### Aim of the exercise
Among the entries below, find all lines that include "label" and copy them.

### Collected data entries
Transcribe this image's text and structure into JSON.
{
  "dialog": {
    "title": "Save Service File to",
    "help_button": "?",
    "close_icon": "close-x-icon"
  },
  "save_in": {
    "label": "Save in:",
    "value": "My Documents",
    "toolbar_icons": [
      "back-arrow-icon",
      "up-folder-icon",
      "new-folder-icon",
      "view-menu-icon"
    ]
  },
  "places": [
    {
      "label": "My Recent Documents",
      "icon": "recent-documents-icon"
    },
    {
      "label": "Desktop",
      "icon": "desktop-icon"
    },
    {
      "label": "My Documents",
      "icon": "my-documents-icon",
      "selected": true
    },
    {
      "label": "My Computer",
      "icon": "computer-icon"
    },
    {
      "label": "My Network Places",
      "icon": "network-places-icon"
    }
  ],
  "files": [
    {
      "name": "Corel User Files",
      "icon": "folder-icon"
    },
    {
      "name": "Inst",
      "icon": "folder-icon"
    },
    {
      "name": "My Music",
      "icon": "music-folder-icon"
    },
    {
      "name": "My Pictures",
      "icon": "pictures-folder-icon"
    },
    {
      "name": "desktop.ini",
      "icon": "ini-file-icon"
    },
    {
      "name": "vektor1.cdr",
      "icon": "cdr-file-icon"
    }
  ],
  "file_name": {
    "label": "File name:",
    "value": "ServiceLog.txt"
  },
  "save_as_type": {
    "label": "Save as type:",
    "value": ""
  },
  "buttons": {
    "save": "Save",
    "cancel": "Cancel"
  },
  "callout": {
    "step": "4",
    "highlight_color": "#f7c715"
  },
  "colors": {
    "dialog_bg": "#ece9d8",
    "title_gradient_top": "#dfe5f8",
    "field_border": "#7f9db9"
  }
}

### Written response
    "label": "Save in:",
      "label": "My Recent Documents",
      "label": "Desktop",
      "label": "My Documents",
      "label": "My Computer",
      "label": "My Network Places",
    "label": "File name:",
    "label": "Save as type:",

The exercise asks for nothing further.